Taoiseach's White House visit a chance to build new relations
Ireland will use all its powers of persuasion to defend its interests with the new US President, Donald Trump, and his key officials, Taoiseach Enda Kenny has said.
Mr Kenny has welcomed the President-elect's early confirmation that the now traditional St Patrick's Day visit by the Taoiseach to the White House will go ahead next March.
The personal invitation extended by Mr Trump, just hours after his election victory was confirmed, is seen as a sign that Dublin can develop positive relations with the new Washington administration.
The Taoiseach has stressed that lobbying on behalf of the 50,000 undocumented Irish immigrants in the US will remain a key priority. At the same time, Finance Minister Michael Noonan played down reports that one of Mr Trump's advisers predicted "a flood of companies" will leave Ireland to take advantage of the new US corporate tax regime.
A spokesman for Mr Kenny reiterated this view, he told the Irish Independent: "We are alive to all the challenges we face. The president's early reinforcement of the links with the St Patrick's Day invitation will allow us to defend Ireland's interests in the front line."
During the 10-minute phone call between Mr Trump and the Taoiseach, Mr Kenny congratulated him on his victory and officials said both men committed to working together to the mutual benefit of Ireland and the United States.
Mr Trump said "in the spirit of the strong ties between the two countries", he would continue the tradition of inviting the Taoiseach to the White House for St Patrick's Day. Mr Kenny said he specifically raised the annual St Patrick's Day visits with Mr Trump.
The Taoiseach said: "I had a very good conversation with the President-elect.
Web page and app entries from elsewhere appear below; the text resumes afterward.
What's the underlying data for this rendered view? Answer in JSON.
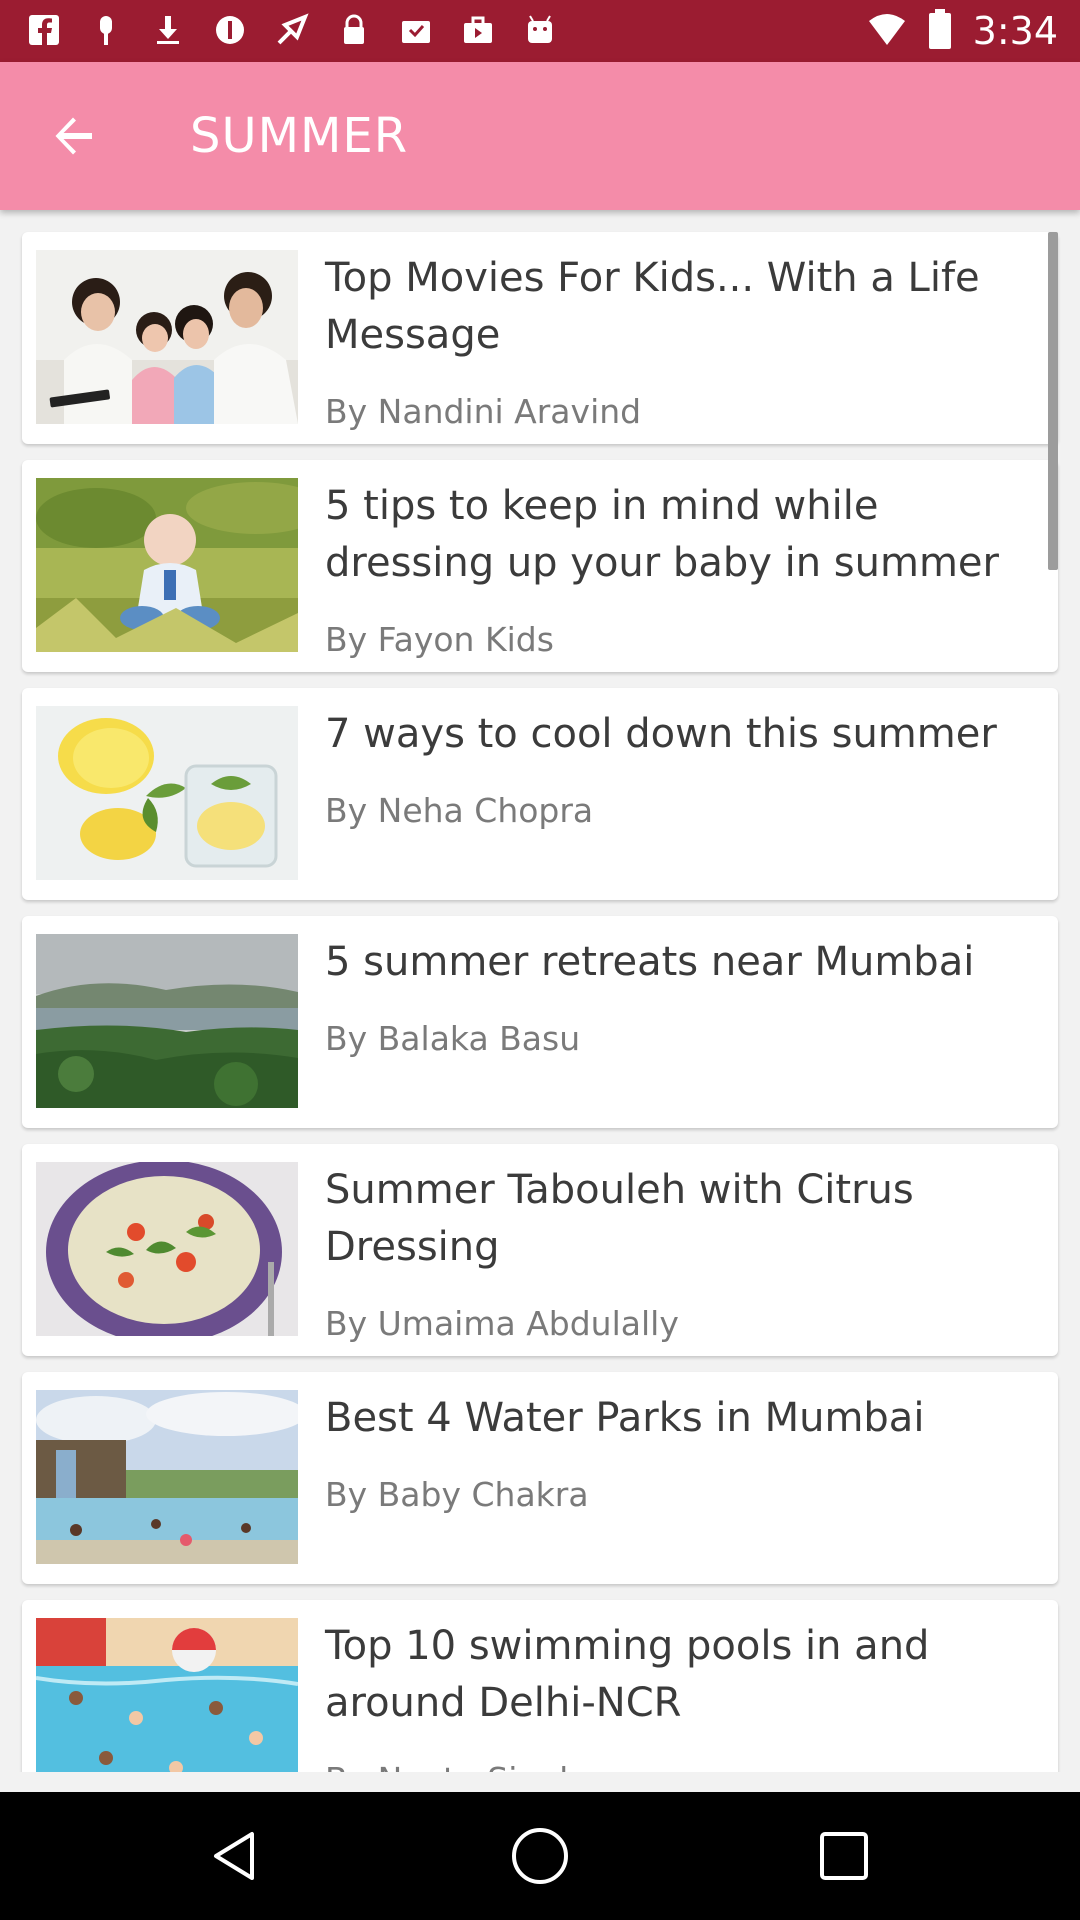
{
  "status_bar": {
    "time": "3:34",
    "icons": [
      "facebook-icon",
      "clip-icon",
      "download-icon",
      "blocked-icon",
      "fake-gps-icon",
      "lock-icon",
      "inbox-icon",
      "briefcase-icon",
      "android-icon",
      "wifi-icon",
      "battery-icon"
    ],
    "color": "#9b1c31"
  },
  "header": {
    "title": "SUMMER",
    "back_icon": "arrow-left-icon",
    "color": "#f48ca9"
  },
  "articles": [
    {
      "title": "Top Movies For Kids... With a Life Message",
      "author": "By Nandini Aravind",
      "image": "family-watching-tablet"
    },
    {
      "title": "5 tips to keep in mind while dressing up your baby in summer",
      "author": "By Fayon Kids",
      "image": "baby-on-grass"
    },
    {
      "title": "7 ways to cool down this summer",
      "author": "By Neha Chopra",
      "image": "lemon-water"
    },
    {
      "title": "5 summer retreats near Mumbai",
      "author": "By Balaka Basu",
      "image": "lake-landscape"
    },
    {
      "title": "Summer Tabouleh with Citrus Dressing",
      "author": "By Umaima Abdulally",
      "image": "tabouleh-bowl"
    },
    {
      "title": "Best 4 Water Parks in Mumbai",
      "author": "By Baby Chakra",
      "image": "water-park"
    },
    {
      "title": "Top 10 swimming pools in and around Delhi-NCR",
      "author": "By Neetu Singh",
      "image": "swimming-pool"
    }
  ],
  "nav_bar": {
    "icons": [
      "back-triangle-icon",
      "home-circle-icon",
      "recents-square-icon"
    ]
  }
}
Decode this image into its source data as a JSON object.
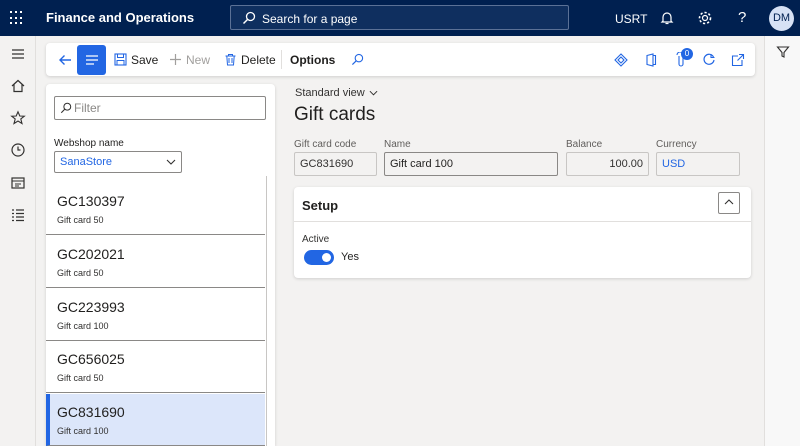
{
  "app": {
    "title": "Finance and Operations",
    "company": "USRT",
    "user_initials": "DM"
  },
  "search": {
    "placeholder": "Search for a page"
  },
  "actions": {
    "save": "Save",
    "new": "New",
    "delete": "Delete",
    "options": "Options",
    "badge_count": "0"
  },
  "list": {
    "filter_placeholder": "Filter",
    "webshop_label": "Webshop name",
    "webshop_value": "SanaStore",
    "records": [
      {
        "code": "GC130397",
        "name": "Gift card 50"
      },
      {
        "code": "GC202021",
        "name": "Gift card 50"
      },
      {
        "code": "GC223993",
        "name": "Gift card 100"
      },
      {
        "code": "GC656025",
        "name": "Gift card 50"
      },
      {
        "code": "GC831690",
        "name": "Gift card 100"
      }
    ],
    "selected_index": 4
  },
  "details": {
    "view": "Standard view",
    "title": "Gift cards",
    "fields": {
      "code_label": "Gift card code",
      "code_value": "GC831690",
      "name_label": "Name",
      "name_value": "Gift card 100",
      "balance_label": "Balance",
      "balance_value": "100.00",
      "currency_label": "Currency",
      "currency_value": "USD"
    },
    "setup": {
      "title": "Setup",
      "active_label": "Active",
      "active_value": "Yes"
    }
  },
  "colors": {
    "header": "#002050",
    "accent": "#2266e3",
    "selected_row": "#dce6fa"
  },
  "icons": [
    "waffle-icon",
    "search-icon",
    "bell-icon",
    "gear-icon",
    "help-icon",
    "hamburger-icon",
    "home-icon",
    "star-icon",
    "clock-icon",
    "workspace-icon",
    "modules-icon",
    "filter-icon"
  ]
}
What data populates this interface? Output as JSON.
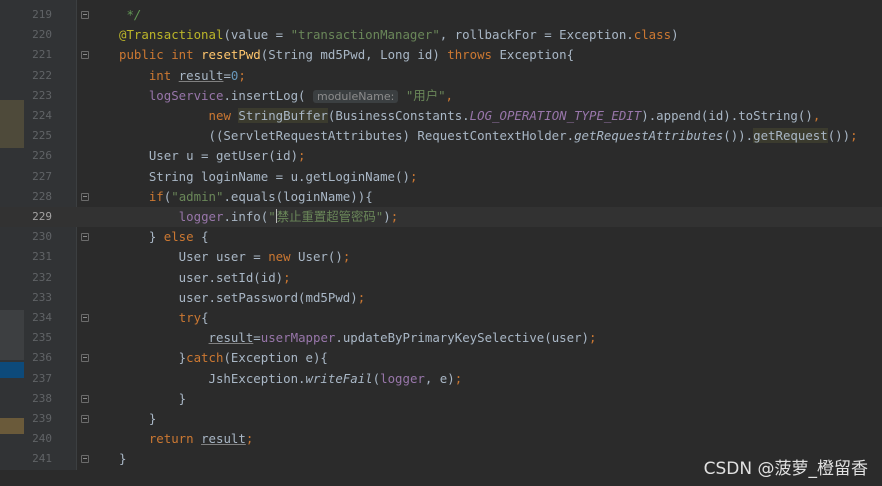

He understands Ireland very well, he was complimentary about the decisions made about the economy here."
Mr Kenny said Mr Trump was looking forward to doing business with Ireland. The Taoiseach said he cited Irish undocumented migrants and the Northern Ireland peace process among concerns.
"I look forward to continuing that conversation again fairly soon," he said.
Senior economic adviser to Mr Trump, Stephen Moore, told BBC Radio 4 that wooing back multinationals with big business tax cuts was central to job creation plans.
He said business taxes would drop from 35pc to 15-20pc meaning a flood of companies leaving Ireland, Canada, Germany and France and returning to the USA.